A child killer roams the streets of early-20th-century Barcelona in Spaniard Pastor’s jumbled, lurid English language debut.

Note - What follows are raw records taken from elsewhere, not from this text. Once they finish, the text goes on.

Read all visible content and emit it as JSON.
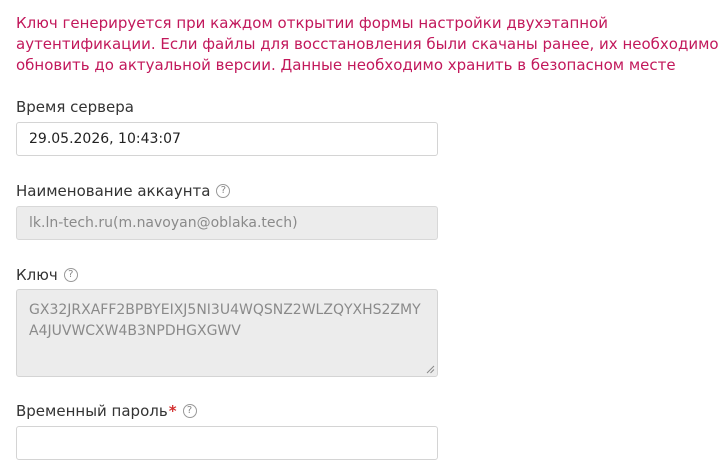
{
  "notice": {
    "line1": "Ключ генерируется при каждом открытии формы настройки двухэтапной",
    "line2": "аутентификации. Если файлы для восстановления были скачаны ранее, их необходимо",
    "line3": "обновить до актуальной версии. Данные необходимо хранить в безопасном месте"
  },
  "server_time": {
    "label": "Время сервера",
    "value": "29.05.2026, 10:43:07"
  },
  "account_name": {
    "label": "Наименование аккаунта",
    "help": "?",
    "value": "lk.ln-tech.ru(m.navoyan@oblaka.tech)"
  },
  "key": {
    "label": "Ключ",
    "help": "?",
    "line1": "GX32JRXAFF2BPBYEIXJ5NI3U4WQSNZ2WLZQYXHS2ZMY",
    "line2": "A4JUVWCXW4B3NPDHGXGWV"
  },
  "temp_password": {
    "label": "Временный пароль",
    "required_mark": "*",
    "help": "?",
    "value": ""
  },
  "colors": {
    "notice": "#c2185b",
    "required": "#d32f2f",
    "disabled_bg": "#ececec"
  }
}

It’s 1911, and the city teems with immigrants and prostitutes as the crime rate skyrockets. Inspector Moisès Corvo—a man who alternates between his impressive intellect and his well-worn fists to get the job done—is called to a crime scene where the victim is drained of blood, with a bite wound to the neck. This sparks a panic that a vampire is on the loose, a rumor seemingly substantiated for the reader using awkwardly alternating first-person scenes from the point of view of a killer, who’s of questionable supernatural origin and refers to himself as the Shadow. During the course of his investigation, Corvo discovers that, unbeknownst to the police, children are disappearing off the streets. Since they’re the offspring of Barcelona’s less desirable residents, no one raises the alert, and it’s difficult for Corvo to pique his superiors’ interest. It’s soon clear to the reader, if not to Corvo, that the children aren't merely being stolen—often for sex—but are also being slaughtered by a prostitute-turned-killer known as Enriqueta Martí (a real-life figure who was arguably Spain’s most prolific murderer). Corvo and his partner are always, infuriatingly, one step behind Martí and her teenage accomplice, Blackmouth, as they snatch children in broad daylight.
Even those with a strong stomachs may balk at the callous violence against children, which seems excessive rather than essential to what could have been a compelling historical plot.